All network systems require maintenance. Some procedures are required on a daily basis, others on a weekly or monthly basis. Infrequently you will find that some tasks such as loading analysis are best done on a yearly basis as part of an annual budget.
Most IT organizations don't formally consider their maintenance as part of an operations plan, but they should. Having a formal plan that is both written and agreed to lets you better plan your resources, synchronize appropriate operations that have dependencies, as well as allow you to measure the performance of your staff against a meaningful and measurable metric.
The very best place to create your master plan is inside planning software such as Microsoft Project. However, even a simple template in a spreadsheet program will do. You will likely find attractive third party templates to aid you in your task. Even if you choose not to use special software, key variables can be collected into tables that contain the critical information: task name, priority, duration, assigned personnel and resources, dependencies, funding source, and any other factors of importance to you. Priorities and dependencies are factors that are often overlooked. However, not all planned events can be accommodated and factors such as maintenance windows (e.g. backup windows) must be accommodated.
The goal is to be able to produce an overall calendar, as well as calendars and action plans for your specific staff members.
It's a really good idea to review this plan on a monthly and quarterly basis, and perhaps redraft your plan annually based on the performance you were able to achieve. Keep in mind that this is a living document that is in many ways similar to a business plan, and you should make changes as you need to - but require appropriate sign-offs when you choose to do so.
Barrie Sosinsky is president of consulting company Sosinsky and Associates (Medfield MA). He has written extensively on a variety of computer topics.
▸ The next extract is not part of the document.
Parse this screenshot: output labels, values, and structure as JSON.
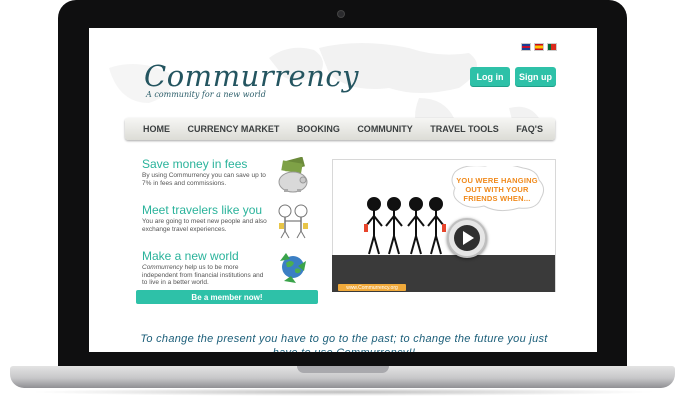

His company specializes in custom software (database and Web related), training and technical documentation.